This issue is essentially common knowledge in the industry. There are reports of smaller firms marking up cost of system to levels that have not been seen in the retail market for 10 years. However, this issue does not seem to be exclusive to a few small rogue companies. It appears to be likely the practice is also being conducted by some of the largest firms in the market.
"Third party owned systems were screened out of the data sample in cases where reported installed prices were deemed likely to represent appraised values; the median installed price reported for these systems was significantly higher than for host customer owned systems (e.g., $8.0/W vs. $6.2/W, among ≤10 kW systems completed in 2011). In contrast, installed prices reported for other third party owned systems that were retained in the sample were similar to those reported for host customer owned systems."
This issue was also highlighted as a risk in the recent SolarCity S-1 Filing prior to their IPO, where they stated:
"The Office of the Inspector General of the U.S. Department of Treasury has issued subpoenas to a number of significant participants in the rooftop solar energy installation industry, including us. The subpoena we received requires us to deliver certain documents in our possession relating to our participation in the U.S. Treasury grant program. These documents will be delivered to the Office of the Inspector General of the U.S. Department of Treasury, which is investigating the administration and implementation of the U.S. Treasury grant program.In July 2012, we and other companies with significant market share, and other companies related to the solar industry, received subpoenas from the U.S. Department of Treasury’s Office of the Inspector General to deliver certain documents in our respective possession. In particular, our subpoena requested, among other things, documents dated, created, revised or referred to since January 1, 2007 that relate to our applications for U.S. Treasury grants or communications"
The question remains as to what extent the solar leasing and PPA industries, which represent as much as 80% of the California solar market, have legal exposure to this issue. It also begs the question as to how much this price inflation has helped achieve the economics that have led to this current boom.
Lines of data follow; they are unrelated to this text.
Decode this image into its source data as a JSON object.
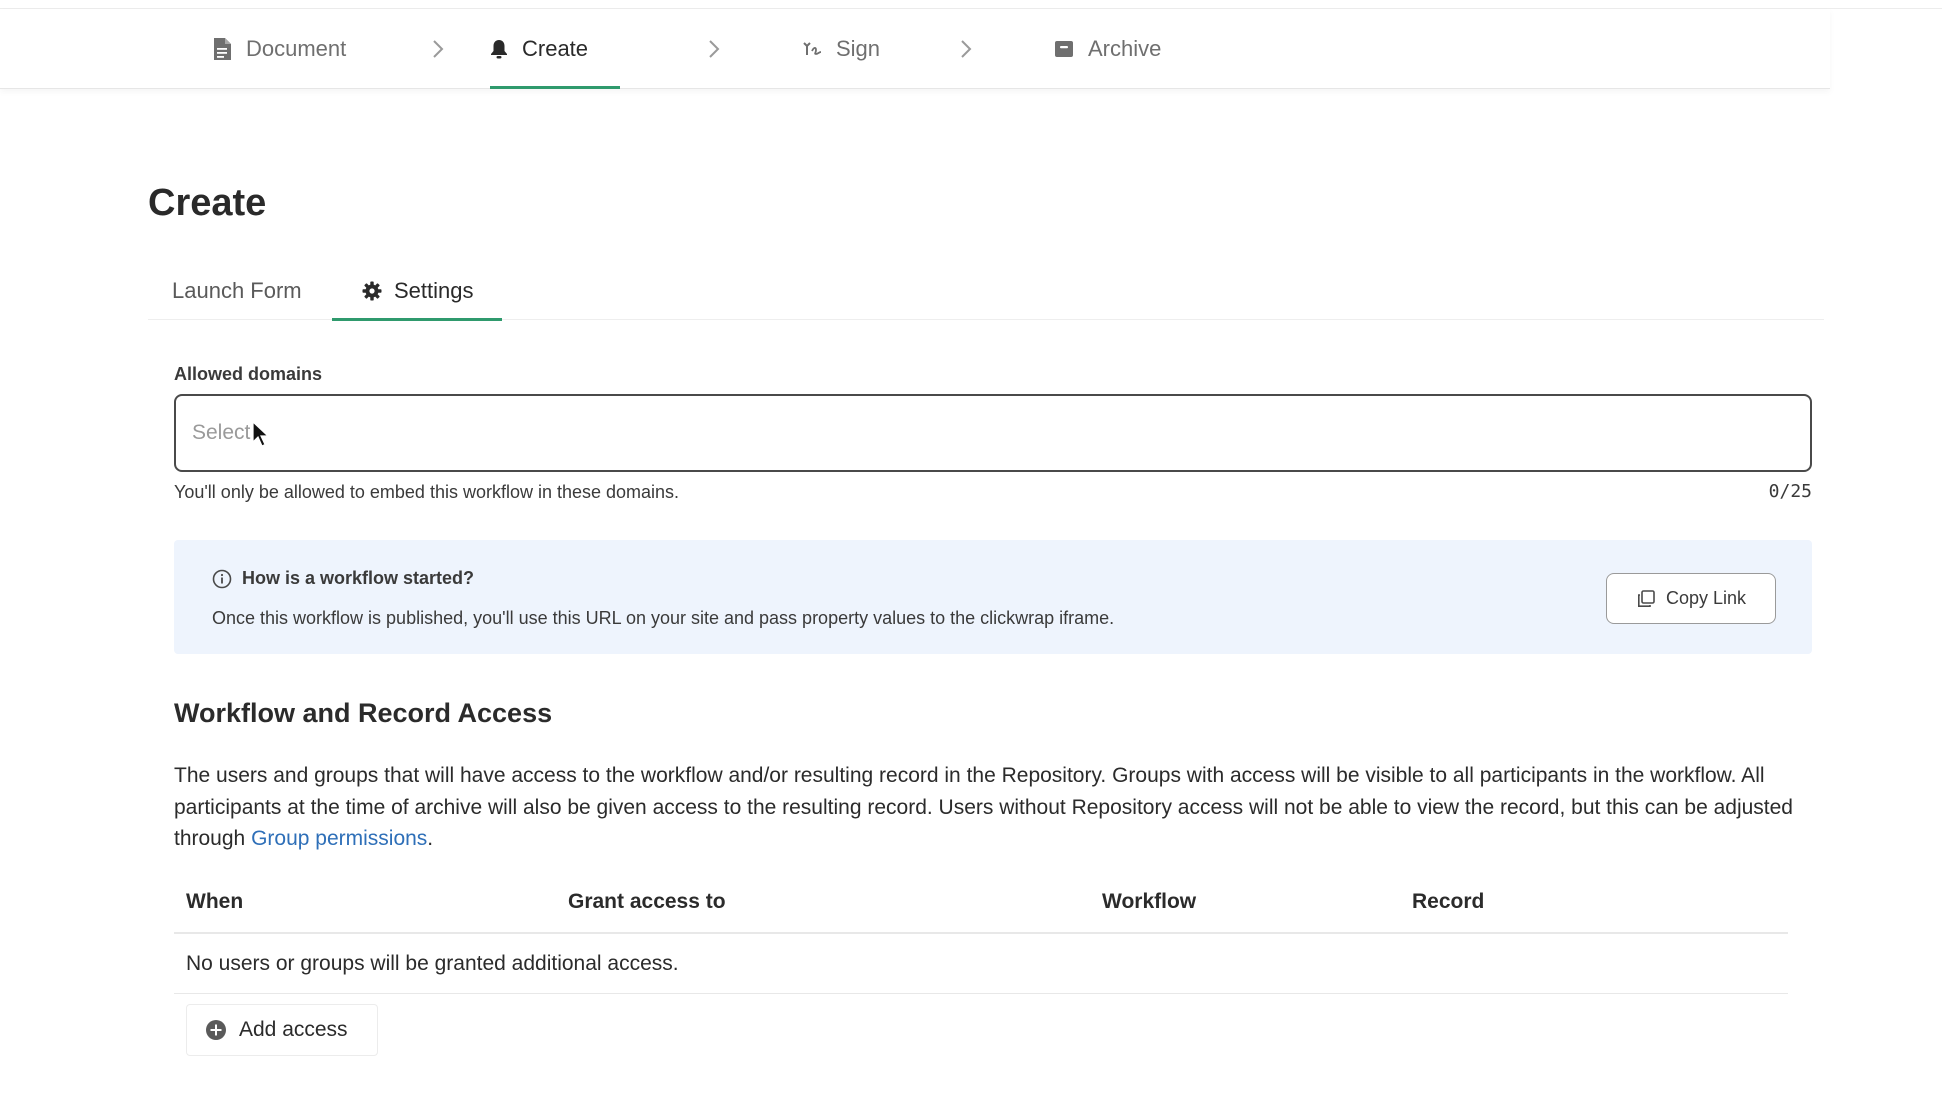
{
  "stepper": {
    "steps": [
      {
        "label": "Document",
        "icon": "document-icon"
      },
      {
        "label": "Create",
        "icon": "bell-icon"
      },
      {
        "label": "Sign",
        "icon": "signature-icon"
      },
      {
        "label": "Archive",
        "icon": "archive-box-icon"
      }
    ],
    "active": "Create",
    "accent_color": "#2f9a6d"
  },
  "page": {
    "title": "Create"
  },
  "tabs": {
    "items": [
      {
        "label": "Launch Form"
      },
      {
        "label": "Settings",
        "icon": "gear-icon"
      }
    ],
    "active": "Settings"
  },
  "allowed_domains": {
    "label": "Allowed domains",
    "placeholder": "Select",
    "helper": "You'll only be allowed to embed this workflow in these domains.",
    "counter": "0/25"
  },
  "info": {
    "title": "How is a workflow started?",
    "text": "Once this workflow is published, you'll use this URL on your site and pass property values to the clickwrap iframe.",
    "copy_label": "Copy Link"
  },
  "access": {
    "title": "Workflow and Record Access",
    "description": "The users and groups that will have access to the workflow and/or resulting record in the Repository. Groups with access will be visible to all participants in the workflow. All participants at the time of archive will also be given access to the resulting record. Users without Repository access will not be able to view the record, but this can be adjusted through ",
    "link_text": "Group permissions",
    "link_color": "#2e6fb8",
    "columns": [
      "When",
      "Grant access to",
      "Workflow",
      "Record"
    ],
    "empty_text": "No users or groups will be granted additional access.",
    "add_label": "Add access"
  }
}
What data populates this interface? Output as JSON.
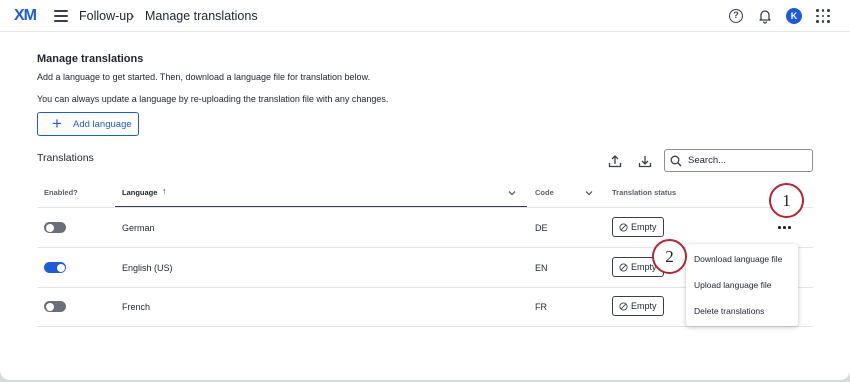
{
  "header": {
    "logo": "XM",
    "breadcrumb": [
      "Follow-up",
      "›",
      "Manage translations"
    ],
    "help_glyph": "?",
    "avatar_initial": "K",
    "icons": [
      "hamburger-menu-icon",
      "help-icon",
      "bell-icon",
      "apps-grid-icon"
    ]
  },
  "page": {
    "title": "Manage translations",
    "description1": "Add a language to get started. Then, download a language file for translation below.",
    "description2": "You can always update a language by re-uploading the translation file with any changes.",
    "add_language_label": "Add language",
    "add_language_glyph": "+"
  },
  "translations": {
    "title": "Translations",
    "search_placeholder": "Search...",
    "columns": {
      "enabled": "Enabled?",
      "language": "Language",
      "sort_arrow": "↑",
      "code": "Code",
      "status": "Translation status"
    },
    "rows": [
      {
        "enabled": false,
        "language": "German",
        "code": "DE",
        "status": "Empty"
      },
      {
        "enabled": true,
        "language": "English (US)",
        "code": "EN",
        "status": "Empty"
      },
      {
        "enabled": false,
        "language": "French",
        "code": "FR",
        "status": "Empty"
      }
    ]
  },
  "context_menu": {
    "items": [
      "Download language file",
      "Upload language file",
      "Delete translations"
    ]
  },
  "callouts": [
    "1",
    "2"
  ],
  "colors": {
    "accent": "#1e5bd8",
    "callout_border": "#b3262e",
    "toggle_off": "#6b6f78"
  }
}
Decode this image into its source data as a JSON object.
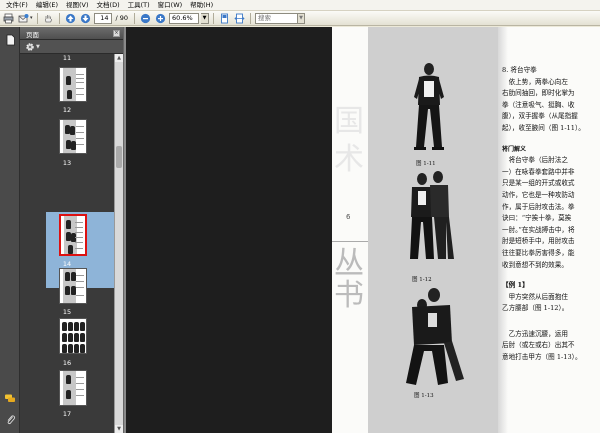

In general this is more validation that cost based incentives are inferior to performance incentives. This is particularly evident when you compare cost of PV in Germany, where there is a Feed In Tariff vs. costs in the US where incentives are driven as a percentage of the cost of the system, not on its output.